And then remember how all of YOU kept going on in the comments about how GREAT designer jeans are and how I must have just gotten a bad pair and how you can’t possibly imagine living without them?
Yeah, thanks for the resolve boost.
So every now and then, I have been checking out the clearance racks to see if I could find any. Note that I said Clearance racks because I certainly wasn’t going to pay more for them than I would a regular pair of jeans, but they are oh-so-comfy and nice-fitting. . .
And I’ve been picky. I mean, I wasn’t going to buy any old pair of jeans just because they were designer, on clearance, and I could manage to cram my body into them. No, they had to be flattering, comfortable, and CHEAP.
And, as an aside, if you’re wondering why I care about brand names and designers, be sure to check out Jennifer’s post where she was exploring the same issue. I commented and listed my reasons, and she called me shallow :) – a fun post for sure! And you might want to weigh in your opinion on the issue as well. . .or further back up Jennifer’s claim of my lack of depth.
Back to the story.
I finally ran across a pair last week. Citizens of Humanity. By the way, why do all designer jeans have to sound like New Age Cults? True Religion, Seven for all Mankind, Citizens of Humanity . . . anyway, they were soooo soft. . . and flattering, and nice in color and style. They were about 70% off, and just slightly more than I would pay for normal jeans.
SO I wandered through the dark hallways of deceptive marketing once again and took the plunge into the pool of brand-name-materialism.
And they were so great. They stretched out just right, they “felt good”, I was happy.
I DO love the quality you get with designer jeans. You just can’t beat it. Gee.
So I brainstormed on how to fix it, but since I don’t exactly have a riveting machine (where’s Stella from Project Runway when you need her?!?!), I couldn’t think of an acceptable solution that wouldn’t make the problem worse down the road. So I decided to email Citizens of Humanity and ask them what I could do about my problem.

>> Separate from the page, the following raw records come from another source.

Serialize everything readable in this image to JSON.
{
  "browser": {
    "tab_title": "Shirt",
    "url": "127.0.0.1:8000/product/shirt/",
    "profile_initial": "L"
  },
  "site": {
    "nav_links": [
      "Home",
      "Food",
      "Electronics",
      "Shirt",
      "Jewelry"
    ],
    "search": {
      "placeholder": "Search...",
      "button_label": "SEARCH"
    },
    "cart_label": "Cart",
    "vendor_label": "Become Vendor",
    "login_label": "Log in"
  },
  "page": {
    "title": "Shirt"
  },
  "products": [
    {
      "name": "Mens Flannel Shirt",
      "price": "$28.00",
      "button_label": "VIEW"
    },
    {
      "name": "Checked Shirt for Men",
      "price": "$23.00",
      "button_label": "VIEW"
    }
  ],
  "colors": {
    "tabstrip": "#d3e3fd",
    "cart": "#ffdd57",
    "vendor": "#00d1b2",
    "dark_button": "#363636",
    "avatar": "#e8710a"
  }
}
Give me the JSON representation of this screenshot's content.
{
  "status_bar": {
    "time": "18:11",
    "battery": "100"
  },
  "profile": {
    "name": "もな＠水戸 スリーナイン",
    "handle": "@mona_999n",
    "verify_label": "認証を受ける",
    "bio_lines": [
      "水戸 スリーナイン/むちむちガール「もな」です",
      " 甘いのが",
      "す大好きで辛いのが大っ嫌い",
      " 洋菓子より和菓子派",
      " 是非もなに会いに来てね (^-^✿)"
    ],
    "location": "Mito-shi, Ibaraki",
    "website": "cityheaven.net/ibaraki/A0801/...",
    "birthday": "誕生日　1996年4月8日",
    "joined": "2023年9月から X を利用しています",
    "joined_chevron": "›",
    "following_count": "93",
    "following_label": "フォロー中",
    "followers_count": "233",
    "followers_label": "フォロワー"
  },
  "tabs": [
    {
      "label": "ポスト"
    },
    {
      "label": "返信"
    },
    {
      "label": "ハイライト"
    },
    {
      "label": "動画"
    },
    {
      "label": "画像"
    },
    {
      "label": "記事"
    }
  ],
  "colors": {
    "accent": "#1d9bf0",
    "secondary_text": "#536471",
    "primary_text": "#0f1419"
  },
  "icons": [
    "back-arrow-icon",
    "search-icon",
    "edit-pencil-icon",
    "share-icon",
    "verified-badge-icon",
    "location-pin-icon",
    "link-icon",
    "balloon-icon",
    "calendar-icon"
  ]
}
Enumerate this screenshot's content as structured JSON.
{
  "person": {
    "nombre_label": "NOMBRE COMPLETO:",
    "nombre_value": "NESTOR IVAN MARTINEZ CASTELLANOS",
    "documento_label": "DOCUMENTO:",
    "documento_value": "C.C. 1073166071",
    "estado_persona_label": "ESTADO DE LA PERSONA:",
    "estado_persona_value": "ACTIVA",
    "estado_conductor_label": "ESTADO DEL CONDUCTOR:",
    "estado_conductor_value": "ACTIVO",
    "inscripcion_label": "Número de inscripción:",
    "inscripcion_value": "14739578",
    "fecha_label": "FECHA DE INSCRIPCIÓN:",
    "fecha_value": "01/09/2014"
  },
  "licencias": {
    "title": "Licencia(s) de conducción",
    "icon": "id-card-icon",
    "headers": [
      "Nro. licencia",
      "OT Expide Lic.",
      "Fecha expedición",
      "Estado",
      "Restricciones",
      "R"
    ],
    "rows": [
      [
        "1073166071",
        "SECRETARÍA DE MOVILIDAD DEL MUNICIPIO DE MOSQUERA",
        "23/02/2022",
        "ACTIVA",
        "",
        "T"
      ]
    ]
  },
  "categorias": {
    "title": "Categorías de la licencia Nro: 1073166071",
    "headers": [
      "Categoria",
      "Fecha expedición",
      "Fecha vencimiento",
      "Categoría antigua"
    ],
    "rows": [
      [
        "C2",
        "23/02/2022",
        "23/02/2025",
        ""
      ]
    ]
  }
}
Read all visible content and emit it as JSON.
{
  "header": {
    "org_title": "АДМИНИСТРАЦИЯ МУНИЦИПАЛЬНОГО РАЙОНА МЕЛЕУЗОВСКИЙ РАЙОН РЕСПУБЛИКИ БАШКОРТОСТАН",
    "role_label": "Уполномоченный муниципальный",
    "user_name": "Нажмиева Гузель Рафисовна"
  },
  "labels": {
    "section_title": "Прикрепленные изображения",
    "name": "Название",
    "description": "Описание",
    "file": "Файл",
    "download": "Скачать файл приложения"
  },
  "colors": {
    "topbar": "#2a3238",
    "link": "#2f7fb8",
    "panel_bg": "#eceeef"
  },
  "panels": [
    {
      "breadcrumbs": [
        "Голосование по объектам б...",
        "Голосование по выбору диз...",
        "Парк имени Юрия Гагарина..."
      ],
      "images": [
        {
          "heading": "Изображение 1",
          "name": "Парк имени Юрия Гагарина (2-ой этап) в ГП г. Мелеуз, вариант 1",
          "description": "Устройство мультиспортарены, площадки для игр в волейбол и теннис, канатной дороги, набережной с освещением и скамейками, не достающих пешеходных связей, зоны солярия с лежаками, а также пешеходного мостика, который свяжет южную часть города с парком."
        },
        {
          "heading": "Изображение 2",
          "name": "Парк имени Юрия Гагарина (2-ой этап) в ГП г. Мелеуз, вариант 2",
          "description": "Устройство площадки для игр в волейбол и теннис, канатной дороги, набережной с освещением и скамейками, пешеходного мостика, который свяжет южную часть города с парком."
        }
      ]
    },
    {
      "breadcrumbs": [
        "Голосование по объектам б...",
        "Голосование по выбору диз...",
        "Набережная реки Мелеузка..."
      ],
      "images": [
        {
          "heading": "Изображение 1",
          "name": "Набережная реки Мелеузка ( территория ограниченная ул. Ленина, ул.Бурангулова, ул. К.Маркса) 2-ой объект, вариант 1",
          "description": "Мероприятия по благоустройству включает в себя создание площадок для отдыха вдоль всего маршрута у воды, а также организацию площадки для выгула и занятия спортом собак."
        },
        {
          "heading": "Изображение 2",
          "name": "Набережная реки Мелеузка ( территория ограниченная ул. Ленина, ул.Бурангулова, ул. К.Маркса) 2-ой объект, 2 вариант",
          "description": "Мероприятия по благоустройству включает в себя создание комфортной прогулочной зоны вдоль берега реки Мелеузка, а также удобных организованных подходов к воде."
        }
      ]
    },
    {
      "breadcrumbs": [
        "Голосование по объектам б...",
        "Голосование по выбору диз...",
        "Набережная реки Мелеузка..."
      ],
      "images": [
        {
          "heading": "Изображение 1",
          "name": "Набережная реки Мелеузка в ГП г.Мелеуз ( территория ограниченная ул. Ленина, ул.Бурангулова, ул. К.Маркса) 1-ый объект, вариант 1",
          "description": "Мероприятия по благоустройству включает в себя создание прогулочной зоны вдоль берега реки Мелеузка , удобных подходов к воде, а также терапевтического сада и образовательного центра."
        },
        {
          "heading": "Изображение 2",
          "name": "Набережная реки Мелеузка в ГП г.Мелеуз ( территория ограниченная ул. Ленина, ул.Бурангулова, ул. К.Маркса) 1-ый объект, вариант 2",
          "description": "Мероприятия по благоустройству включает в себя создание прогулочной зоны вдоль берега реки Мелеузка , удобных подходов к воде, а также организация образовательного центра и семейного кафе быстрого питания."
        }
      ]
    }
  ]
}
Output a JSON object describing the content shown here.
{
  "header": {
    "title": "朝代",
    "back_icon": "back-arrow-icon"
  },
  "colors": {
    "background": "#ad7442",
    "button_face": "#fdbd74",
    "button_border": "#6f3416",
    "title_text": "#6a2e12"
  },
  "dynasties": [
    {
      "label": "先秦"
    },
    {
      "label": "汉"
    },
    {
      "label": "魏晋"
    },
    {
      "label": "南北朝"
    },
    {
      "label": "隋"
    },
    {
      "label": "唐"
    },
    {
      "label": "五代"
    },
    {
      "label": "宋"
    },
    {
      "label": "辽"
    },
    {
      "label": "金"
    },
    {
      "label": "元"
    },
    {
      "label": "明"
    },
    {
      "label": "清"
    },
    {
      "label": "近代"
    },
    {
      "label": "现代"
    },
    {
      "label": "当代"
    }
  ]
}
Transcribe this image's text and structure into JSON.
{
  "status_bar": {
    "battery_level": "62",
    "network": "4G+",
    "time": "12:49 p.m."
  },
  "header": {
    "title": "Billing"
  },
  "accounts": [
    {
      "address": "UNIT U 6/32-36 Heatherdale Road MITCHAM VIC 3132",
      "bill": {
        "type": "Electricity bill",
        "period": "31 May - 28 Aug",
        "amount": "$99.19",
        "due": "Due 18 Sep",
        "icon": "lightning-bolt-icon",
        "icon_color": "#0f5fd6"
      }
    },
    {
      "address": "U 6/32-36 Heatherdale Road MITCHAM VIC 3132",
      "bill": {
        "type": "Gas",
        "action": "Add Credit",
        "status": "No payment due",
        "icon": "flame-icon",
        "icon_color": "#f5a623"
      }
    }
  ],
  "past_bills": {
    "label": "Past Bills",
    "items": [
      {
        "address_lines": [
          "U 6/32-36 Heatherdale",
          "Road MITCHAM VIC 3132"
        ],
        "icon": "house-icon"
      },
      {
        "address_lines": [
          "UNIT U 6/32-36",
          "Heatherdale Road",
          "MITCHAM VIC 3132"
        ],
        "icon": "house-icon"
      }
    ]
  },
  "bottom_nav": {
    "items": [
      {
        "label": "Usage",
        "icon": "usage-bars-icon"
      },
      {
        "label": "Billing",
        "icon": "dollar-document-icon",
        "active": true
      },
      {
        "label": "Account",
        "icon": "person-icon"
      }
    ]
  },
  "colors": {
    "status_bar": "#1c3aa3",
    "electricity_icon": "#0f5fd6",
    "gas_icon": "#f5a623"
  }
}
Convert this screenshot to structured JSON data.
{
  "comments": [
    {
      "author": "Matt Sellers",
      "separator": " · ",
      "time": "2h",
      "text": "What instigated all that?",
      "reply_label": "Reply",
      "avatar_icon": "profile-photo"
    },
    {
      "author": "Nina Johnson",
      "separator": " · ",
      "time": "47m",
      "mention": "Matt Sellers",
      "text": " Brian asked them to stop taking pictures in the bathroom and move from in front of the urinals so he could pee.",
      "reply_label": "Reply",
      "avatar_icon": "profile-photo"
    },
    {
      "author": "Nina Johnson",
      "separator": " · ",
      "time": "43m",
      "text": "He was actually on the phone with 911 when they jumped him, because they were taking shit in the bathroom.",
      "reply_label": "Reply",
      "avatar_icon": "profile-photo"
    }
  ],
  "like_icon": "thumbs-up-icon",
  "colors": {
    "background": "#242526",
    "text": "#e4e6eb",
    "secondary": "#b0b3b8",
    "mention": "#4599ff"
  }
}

They sent me back a form letter that said that this almost NEVER happens to their jeans and that this is a very rare occurrence (which I found ironic since it was obviously a form letter), but that they didn’t do direct exchanges since there were so many counterfeits on the market, so I needed to take them back to the store that I purchased them from (implied message: “as if you purchased them at a store and not in a back alley for $4.99”).
I was really asking how to fix the problem, but since this NEVER happens to their jeans, I suppose that they had no idea how to fix them.
So I decided to take them back to good ole’ Belk (seriously people: How DID that name get by the focus groups?!? If your name is Mr. Macy, by all means, name your store after yourself. Or if your name is Nordstrom or Bromberg or . . . .BUT NOT IF YOUR NAME IS MR. BELK!!!) and they said that I could exchange them, but of course since they were 70% off, they were sold out.
And, for the record, oh ye Citizens of Humanity, the very knowledgeable Belk clerk that was helping me examined them in hopes of helping me fix them, and pointed out that the rivets were barely in the pockets, and the figured that even if I could have exchanged them, it would have happened all over again.
However, I really liked the jeans so I didn’t want to just return them, so I attempted again to email Citizens of Humanity. I told them that Belk didn’t have any more and were there any other options?
I got an eerily familiar form letter back in response.
So, I had to take matters into my own hands.
I had to go to Michael’s today anyway, so I got some super-duper fabric glue. I’ve glued ’em, and they’re “setting up”. We’ll see if it does the trick.
Wouldn’t Citizens of Humanity be proud that their jeans were now held together by glue purchased for $2.99?